"""
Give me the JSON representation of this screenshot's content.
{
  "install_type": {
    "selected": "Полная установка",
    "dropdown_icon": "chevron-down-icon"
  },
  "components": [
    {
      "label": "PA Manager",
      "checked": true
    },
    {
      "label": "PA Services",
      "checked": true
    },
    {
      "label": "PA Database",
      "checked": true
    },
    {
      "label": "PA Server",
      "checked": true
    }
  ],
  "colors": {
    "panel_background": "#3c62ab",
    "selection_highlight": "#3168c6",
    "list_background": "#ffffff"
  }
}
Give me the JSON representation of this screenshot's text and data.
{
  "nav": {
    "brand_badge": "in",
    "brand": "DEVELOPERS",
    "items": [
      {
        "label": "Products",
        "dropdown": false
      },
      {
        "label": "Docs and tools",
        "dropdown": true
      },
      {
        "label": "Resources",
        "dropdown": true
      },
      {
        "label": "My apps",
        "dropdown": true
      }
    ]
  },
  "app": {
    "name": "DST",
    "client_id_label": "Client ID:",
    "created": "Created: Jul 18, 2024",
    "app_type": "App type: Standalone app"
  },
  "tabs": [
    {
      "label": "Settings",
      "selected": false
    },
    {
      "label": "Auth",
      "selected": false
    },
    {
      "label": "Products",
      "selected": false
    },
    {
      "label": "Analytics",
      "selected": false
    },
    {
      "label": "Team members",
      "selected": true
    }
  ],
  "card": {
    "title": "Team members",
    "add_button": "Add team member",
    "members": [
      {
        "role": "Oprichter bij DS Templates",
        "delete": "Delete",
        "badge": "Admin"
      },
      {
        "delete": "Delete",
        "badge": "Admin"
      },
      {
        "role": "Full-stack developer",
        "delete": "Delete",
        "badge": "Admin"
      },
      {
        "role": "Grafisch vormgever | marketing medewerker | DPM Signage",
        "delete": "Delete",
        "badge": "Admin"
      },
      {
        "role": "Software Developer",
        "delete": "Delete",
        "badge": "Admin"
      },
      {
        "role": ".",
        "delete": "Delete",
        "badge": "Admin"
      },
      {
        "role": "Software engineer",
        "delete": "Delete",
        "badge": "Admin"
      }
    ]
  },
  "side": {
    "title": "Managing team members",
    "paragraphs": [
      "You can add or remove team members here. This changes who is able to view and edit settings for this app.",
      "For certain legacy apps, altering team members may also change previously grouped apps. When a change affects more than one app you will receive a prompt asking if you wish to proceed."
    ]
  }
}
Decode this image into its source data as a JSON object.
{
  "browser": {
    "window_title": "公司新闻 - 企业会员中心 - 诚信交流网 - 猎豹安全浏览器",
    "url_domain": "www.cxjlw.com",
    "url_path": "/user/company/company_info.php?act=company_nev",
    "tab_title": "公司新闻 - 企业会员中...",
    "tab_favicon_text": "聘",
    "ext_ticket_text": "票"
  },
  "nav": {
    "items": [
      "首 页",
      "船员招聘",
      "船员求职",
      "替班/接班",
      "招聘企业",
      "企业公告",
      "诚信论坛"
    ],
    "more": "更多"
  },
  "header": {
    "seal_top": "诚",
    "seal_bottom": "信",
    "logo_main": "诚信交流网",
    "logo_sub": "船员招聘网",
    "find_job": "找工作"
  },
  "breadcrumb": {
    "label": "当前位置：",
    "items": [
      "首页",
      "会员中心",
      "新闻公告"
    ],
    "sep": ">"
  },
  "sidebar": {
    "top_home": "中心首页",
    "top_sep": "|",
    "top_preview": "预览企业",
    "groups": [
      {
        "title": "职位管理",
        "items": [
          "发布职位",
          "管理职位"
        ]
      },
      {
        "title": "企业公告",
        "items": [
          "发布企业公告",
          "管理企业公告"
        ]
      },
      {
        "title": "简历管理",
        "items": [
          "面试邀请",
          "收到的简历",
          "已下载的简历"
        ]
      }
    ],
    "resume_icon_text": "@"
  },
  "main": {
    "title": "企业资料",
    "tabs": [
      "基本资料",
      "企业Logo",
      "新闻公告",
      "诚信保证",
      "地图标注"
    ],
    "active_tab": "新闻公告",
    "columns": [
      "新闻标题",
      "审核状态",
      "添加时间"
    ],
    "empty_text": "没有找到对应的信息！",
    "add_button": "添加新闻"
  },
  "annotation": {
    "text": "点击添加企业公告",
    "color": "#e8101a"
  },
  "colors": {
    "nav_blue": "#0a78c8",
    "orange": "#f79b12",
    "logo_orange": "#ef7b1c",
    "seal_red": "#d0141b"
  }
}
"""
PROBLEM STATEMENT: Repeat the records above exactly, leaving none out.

RESULT:
Give me the JSON representation of this screenshot's content.
{
  "install_type": {
    "selected": "Полная установка",
    "dropdown_icon": "chevron-down-icon"
  },
  "components": [
    {
      "label": "PA Manager",
      "checked": true
    },
    {
      "label": "PA Services",
      "checked": true
    },
    {
      "label": "PA Database",
      "checked": true
    },
    {
      "label": "PA Server",
      "checked": true
    }
  ],
  "colors": {
    "panel_background": "#3c62ab",
    "selection_highlight": "#3168c6",
    "list_background": "#ffffff"
  }
}
Give me the JSON representation of this screenshot's text and data.
{
  "nav": {
    "brand_badge": "in",
    "brand": "DEVELOPERS",
    "items": [
      {
        "label": "Products",
        "dropdown": false
      },
      {
        "label": "Docs and tools",
        "dropdown": true
      },
      {
        "label": "Resources",
        "dropdown": true
      },
      {
        "label": "My apps",
        "dropdown": true
      }
    ]
  },
  "app": {
    "name": "DST",
    "client_id_label": "Client ID:",
    "created": "Created: Jul 18, 2024",
    "app_type": "App type: Standalone app"
  },
  "tabs": [
    {
      "label": "Settings",
      "selected": false
    },
    {
      "label": "Auth",
      "selected": false
    },
    {
      "label": "Products",
      "selected": false
    },
    {
      "label": "Analytics",
      "selected": false
    },
    {
      "label": "Team members",
      "selected": true
    }
  ],
  "card": {
    "title": "Team members",
    "add_button": "Add team member",
    "members": [
      {
        "role": "Oprichter bij DS Templates",
        "delete": "Delete",
        "badge": "Admin"
      },
      {
        "delete": "Delete",
        "badge": "Admin"
      },
      {
        "role": "Full-stack developer",
        "delete": "Delete",
        "badge": "Admin"
      },
      {
        "role": "Grafisch vormgever | marketing medewerker | DPM Signage",
        "delete": "Delete",
        "badge": "Admin"
      },
      {
        "role": "Software Developer",
        "delete": "Delete",
        "badge": "Admin"
      },
      {
        "role": ".",
        "delete": "Delete",
        "badge": "Admin"
      },
      {
        "role": "Software engineer",
        "delete": "Delete",
        "badge": "Admin"
      }
    ]
  },
  "side": {
    "title": "Managing team members",
    "paragraphs": [
      "You can add or remove team members here. This changes who is able to view and edit settings for this app.",
      "For certain legacy apps, altering team members may also change previously grouped apps. When a change affects more than one app you will receive a prompt asking if you wish to proceed."
    ]
  }
}
Decode this image into its source data as a JSON object.
{
  "browser": {
    "window_title": "公司新闻 - 企业会员中心 - 诚信交流网 - 猎豹安全浏览器",
    "url_domain": "www.cxjlw.com",
    "url_path": "/user/company/company_info.php?act=company_nev",
    "tab_title": "公司新闻 - 企业会员中...",
    "tab_favicon_text": "聘",
    "ext_ticket_text": "票"
  },
  "nav": {
    "items": [
      "首 页",
      "船员招聘",
      "船员求职",
      "替班/接班",
      "招聘企业",
      "企业公告",
      "诚信论坛"
    ],
    "more": "更多"
  },
  "header": {
    "seal_top": "诚",
    "seal_bottom": "信",
    "logo_main": "诚信交流网",
    "logo_sub": "船员招聘网",
    "find_job": "找工作"
  },
  "breadcrumb": {
    "label": "当前位置：",
    "items": [
      "首页",
      "会员中心",
      "新闻公告"
    ],
    "sep": ">"
  },
  "sidebar": {
    "top_home": "中心首页",
    "top_sep": "|",
    "top_preview": "预览企业",
    "groups": [
      {
        "title": "职位管理",
        "items": [
          "发布职位",
          "管理职位"
        ]
      },
      {
        "title": "企业公告",
        "items": [
          "发布企业公告",
          "管理企业公告"
        ]
      },
      {
        "title": "简历管理",
        "items": [
          "面试邀请",
          "收到的简历",
          "已下载的简历"
        ]
      }
    ],
    "resume_icon_text": "@"
  },
  "main": {
    "title": "企业资料",
    "tabs": [
      "基本资料",
      "企业Logo",
      "新闻公告",
      "诚信保证",
      "地图标注"
    ],
    "active_tab": "新闻公告",
    "columns": [
      "新闻标题",
      "审核状态",
      "添加时间"
    ],
    "empty_text": "没有找到对应的信息！",
    "add_button": "添加新闻"
  },
  "annotation": {
    "text": "点击添加企业公告",
    "color": "#e8101a"
  },
  "colors": {
    "nav_blue": "#0a78c8",
    "orange": "#f79b12",
    "logo_orange": "#ef7b1c",
    "seal_red": "#d0141b"
  }
}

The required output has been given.